So where is the light at the end of the tunnel?
Implementation in Bangladesh
In Bangladesh, garment industry accounts 83 per cent of the country’s exports. Such statistics suggest any sudden pause in fast fashion industry could hurt the whole economy. Also, implementation of slow fashion might see thousands of garment workers losing jobs. Hence, the approach needs to be careful.
Mr. David Hasanat, the CEO of Viyellatex Ltd, has been working with Sustainable Fashion for the past 15 years. Talking to this author, he said, “Sustainability goes much beyond environmentalism; rather it covers the three P’s – planet, people and profit. For fashion to be sustainable, it has to be both slow and circular.”
According to American research firm Wealth-X, Bangladesh ranks 3rd in the list of 10 fastest-growing HNW (high net worth) population countries. “If this segment of the population can vote with their pockets, ethical fashion will go a long way in Bangladesh,” added Mr. Hasanat.
Nevertheless, he brushed off the common perception that slow fashion is a threat to mass employment. In his opinion, it’s nothing but an excuse to buy fast fashion.
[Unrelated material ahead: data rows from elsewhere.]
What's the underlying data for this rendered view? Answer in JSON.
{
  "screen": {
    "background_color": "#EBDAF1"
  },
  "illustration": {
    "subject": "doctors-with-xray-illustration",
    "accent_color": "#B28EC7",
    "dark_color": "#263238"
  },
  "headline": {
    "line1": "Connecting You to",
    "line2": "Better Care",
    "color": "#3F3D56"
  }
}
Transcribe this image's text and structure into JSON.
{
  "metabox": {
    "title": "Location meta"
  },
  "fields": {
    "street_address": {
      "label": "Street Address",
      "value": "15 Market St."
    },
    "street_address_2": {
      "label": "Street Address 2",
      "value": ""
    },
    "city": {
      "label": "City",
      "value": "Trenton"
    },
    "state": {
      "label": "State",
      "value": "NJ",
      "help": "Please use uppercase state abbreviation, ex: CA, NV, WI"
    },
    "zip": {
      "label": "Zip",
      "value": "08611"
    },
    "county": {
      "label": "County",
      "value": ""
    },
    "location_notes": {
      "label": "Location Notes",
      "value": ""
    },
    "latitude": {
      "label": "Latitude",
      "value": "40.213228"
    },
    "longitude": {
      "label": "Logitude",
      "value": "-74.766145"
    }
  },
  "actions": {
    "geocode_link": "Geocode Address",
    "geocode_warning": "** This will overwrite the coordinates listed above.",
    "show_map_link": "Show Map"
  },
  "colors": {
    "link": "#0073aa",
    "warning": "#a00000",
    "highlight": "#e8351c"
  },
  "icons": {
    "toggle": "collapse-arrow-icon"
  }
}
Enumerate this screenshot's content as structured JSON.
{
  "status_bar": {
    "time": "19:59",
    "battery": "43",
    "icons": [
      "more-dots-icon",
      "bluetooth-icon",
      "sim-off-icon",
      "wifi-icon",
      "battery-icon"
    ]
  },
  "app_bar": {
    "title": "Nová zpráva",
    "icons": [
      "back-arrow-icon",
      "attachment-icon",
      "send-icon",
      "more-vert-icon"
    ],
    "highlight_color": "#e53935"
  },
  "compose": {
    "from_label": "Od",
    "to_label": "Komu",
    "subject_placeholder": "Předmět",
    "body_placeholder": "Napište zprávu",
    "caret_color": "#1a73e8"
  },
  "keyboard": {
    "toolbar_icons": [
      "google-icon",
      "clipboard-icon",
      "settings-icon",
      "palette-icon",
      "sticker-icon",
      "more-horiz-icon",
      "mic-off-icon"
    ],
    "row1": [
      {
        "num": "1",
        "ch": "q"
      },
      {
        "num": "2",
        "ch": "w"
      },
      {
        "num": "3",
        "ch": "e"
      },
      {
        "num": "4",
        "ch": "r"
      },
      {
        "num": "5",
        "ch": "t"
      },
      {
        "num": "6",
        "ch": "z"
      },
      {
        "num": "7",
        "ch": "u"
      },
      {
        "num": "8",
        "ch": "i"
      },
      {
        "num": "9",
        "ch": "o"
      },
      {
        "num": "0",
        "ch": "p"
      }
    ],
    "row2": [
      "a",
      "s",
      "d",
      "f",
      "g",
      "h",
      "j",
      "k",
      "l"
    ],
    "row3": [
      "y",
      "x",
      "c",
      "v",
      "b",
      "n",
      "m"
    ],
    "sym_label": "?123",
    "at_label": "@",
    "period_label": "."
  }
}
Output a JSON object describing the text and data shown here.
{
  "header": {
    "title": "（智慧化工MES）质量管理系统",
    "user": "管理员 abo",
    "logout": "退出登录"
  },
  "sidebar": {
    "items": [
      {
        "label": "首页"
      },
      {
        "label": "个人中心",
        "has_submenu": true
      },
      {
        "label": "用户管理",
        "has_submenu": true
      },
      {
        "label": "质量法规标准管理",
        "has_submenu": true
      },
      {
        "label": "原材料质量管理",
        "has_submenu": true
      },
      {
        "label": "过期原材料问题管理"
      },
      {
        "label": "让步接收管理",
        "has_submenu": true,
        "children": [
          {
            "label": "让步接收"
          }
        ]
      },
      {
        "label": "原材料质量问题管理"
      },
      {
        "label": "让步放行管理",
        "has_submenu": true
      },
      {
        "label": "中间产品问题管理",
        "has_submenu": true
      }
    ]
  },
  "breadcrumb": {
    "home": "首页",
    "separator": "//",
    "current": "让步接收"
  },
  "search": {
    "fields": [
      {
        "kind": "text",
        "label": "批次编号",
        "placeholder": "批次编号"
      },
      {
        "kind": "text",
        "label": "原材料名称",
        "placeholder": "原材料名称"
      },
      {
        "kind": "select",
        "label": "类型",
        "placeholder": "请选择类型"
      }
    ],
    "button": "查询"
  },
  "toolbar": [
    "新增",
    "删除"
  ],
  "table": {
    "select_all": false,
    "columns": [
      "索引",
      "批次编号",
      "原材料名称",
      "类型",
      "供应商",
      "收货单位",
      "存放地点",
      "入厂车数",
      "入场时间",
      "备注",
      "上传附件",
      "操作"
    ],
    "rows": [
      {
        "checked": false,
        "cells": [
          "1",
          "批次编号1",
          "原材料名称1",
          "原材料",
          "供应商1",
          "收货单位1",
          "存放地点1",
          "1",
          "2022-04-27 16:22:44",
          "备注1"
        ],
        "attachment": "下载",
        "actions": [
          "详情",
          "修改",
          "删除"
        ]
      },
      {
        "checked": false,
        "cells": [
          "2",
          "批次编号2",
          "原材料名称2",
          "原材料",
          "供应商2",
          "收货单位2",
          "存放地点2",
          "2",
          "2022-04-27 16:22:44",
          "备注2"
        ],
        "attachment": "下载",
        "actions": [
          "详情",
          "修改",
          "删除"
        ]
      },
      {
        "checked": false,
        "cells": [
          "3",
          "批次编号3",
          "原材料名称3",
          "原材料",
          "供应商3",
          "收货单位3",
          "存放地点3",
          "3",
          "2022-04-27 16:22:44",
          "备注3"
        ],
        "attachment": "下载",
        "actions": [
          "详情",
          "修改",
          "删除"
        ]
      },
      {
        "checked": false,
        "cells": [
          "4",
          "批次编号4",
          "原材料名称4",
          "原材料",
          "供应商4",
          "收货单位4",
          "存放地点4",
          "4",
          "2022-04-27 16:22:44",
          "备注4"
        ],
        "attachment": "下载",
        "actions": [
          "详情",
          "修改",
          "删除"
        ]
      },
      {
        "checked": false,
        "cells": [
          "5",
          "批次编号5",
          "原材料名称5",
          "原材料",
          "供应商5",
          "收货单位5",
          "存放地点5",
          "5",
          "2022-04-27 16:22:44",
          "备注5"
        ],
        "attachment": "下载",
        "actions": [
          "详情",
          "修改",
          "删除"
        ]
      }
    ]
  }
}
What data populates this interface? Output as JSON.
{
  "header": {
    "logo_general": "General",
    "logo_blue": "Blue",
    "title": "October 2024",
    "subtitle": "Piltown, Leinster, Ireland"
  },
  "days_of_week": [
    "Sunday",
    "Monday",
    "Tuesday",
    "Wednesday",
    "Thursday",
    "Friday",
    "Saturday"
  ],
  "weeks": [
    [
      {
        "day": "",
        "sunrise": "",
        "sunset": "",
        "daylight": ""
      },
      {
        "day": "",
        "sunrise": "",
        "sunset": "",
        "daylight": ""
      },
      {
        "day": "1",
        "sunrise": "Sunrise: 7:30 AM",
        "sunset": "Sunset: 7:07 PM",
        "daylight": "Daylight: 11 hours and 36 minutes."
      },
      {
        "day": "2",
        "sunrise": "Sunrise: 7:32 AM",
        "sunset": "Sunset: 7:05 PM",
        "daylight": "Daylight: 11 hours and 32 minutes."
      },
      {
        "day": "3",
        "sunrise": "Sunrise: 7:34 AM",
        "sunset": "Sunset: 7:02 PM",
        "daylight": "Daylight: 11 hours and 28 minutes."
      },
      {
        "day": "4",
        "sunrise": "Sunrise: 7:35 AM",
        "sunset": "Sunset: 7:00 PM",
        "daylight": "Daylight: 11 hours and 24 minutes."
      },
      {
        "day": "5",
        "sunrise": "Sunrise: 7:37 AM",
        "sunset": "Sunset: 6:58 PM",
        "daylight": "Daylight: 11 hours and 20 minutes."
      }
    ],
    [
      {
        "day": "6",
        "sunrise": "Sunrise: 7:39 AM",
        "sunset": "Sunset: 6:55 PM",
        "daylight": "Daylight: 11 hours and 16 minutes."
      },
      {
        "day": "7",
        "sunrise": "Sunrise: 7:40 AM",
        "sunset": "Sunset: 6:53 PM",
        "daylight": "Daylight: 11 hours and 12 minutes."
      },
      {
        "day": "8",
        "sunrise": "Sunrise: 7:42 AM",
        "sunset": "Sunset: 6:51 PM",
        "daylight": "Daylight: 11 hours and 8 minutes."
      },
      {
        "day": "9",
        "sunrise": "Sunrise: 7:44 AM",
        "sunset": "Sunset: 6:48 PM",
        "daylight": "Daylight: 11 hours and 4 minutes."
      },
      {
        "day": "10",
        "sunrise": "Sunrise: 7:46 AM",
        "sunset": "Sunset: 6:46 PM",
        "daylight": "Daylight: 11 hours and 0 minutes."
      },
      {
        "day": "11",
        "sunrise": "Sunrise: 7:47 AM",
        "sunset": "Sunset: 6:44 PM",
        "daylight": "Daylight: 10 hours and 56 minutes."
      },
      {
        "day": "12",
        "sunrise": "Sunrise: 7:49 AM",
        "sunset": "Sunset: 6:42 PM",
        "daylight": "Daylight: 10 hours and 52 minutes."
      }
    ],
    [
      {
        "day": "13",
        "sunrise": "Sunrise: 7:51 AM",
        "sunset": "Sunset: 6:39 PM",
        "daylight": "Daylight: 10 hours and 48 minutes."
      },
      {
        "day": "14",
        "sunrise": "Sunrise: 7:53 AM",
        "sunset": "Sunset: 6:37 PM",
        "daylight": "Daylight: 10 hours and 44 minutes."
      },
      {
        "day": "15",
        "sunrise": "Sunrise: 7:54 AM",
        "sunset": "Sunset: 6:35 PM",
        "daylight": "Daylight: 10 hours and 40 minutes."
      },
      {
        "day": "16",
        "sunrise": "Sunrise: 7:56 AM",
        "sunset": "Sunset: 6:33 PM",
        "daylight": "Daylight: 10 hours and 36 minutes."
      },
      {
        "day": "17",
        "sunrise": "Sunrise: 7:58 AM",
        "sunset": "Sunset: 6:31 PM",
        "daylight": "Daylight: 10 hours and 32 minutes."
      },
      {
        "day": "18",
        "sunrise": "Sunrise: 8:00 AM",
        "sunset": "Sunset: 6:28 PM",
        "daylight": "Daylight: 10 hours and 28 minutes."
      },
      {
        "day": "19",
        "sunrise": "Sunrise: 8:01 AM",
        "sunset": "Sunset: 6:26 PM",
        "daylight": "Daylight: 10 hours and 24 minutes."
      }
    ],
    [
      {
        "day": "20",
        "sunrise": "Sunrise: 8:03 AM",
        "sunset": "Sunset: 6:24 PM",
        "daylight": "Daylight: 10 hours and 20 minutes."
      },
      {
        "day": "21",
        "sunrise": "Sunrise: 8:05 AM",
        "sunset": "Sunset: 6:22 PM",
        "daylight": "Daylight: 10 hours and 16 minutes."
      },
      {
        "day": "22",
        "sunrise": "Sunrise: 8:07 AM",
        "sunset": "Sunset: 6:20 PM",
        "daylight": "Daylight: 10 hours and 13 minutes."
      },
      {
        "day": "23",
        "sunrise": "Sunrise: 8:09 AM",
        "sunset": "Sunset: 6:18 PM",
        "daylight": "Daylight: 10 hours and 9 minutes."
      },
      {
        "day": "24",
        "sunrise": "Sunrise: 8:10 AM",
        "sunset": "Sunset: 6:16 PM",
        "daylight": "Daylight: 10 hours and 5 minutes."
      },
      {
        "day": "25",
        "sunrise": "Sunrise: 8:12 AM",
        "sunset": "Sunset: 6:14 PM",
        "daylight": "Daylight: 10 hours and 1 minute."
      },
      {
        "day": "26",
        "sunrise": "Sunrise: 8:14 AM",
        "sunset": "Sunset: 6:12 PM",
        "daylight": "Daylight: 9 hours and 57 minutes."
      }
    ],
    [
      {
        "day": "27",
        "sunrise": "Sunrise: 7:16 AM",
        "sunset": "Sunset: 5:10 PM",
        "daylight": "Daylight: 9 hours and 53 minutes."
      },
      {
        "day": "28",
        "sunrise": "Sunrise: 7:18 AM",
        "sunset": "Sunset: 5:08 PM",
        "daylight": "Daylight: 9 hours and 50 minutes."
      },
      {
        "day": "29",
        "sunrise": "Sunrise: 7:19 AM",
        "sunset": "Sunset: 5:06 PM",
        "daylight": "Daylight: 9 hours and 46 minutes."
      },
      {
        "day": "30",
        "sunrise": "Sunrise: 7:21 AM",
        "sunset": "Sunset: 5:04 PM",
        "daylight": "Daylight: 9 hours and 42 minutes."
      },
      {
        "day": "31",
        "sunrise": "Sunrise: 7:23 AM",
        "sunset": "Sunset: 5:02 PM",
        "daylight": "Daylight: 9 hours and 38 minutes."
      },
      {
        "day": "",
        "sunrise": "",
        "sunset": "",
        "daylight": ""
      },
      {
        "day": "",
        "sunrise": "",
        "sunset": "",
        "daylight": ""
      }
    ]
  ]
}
“In an open-market economy like ours, everyone is in a rat race to make maximum profit. Hence, it becomes quite difficult to balance the three aspects of sustainability: economic, social and environmental. Given pollution monitoring and economic incentives, the government can encourage Sustainable Fashion to a great extent.”
The pandemic has made people realise that if they can live a few months without buying a new piece of clothing, then it can surely be done for longer. “Amid the pandemic, I am delighted to see an emerging group of millennials choosing ‘quality over quantity.’ If affordability is an issue, then we should at least upcycle, reuse and recycle our clothes,” said Mumtahana Elahi, founder and designer of Abayaholic, a Modest Fashion Brand in Bangladesh.
Eco fashion is often stereotyped as boring. Hence glamourising it to the youngsters is necessary since they are the early adopters of fashion trends. “It’s easy to overlook the power we have as consumers or the impact our purchase makes. Hence, educating people through mass media should be given to the hands of experts and designers who have intensive knowledge on the topic,” says Ms Mumtahana.
A great advice on reducing fast fashion comes from Patsy Perry, senior lecturer in fashion marketing at the University of Manchester: “Less is always more.” This simple step of mindfully purchasing products will incite the fashion industry to focus more on durable clothing.
Naziba Ali is a third year student at the Institute of Business Administration (IBA), University of Dhaka.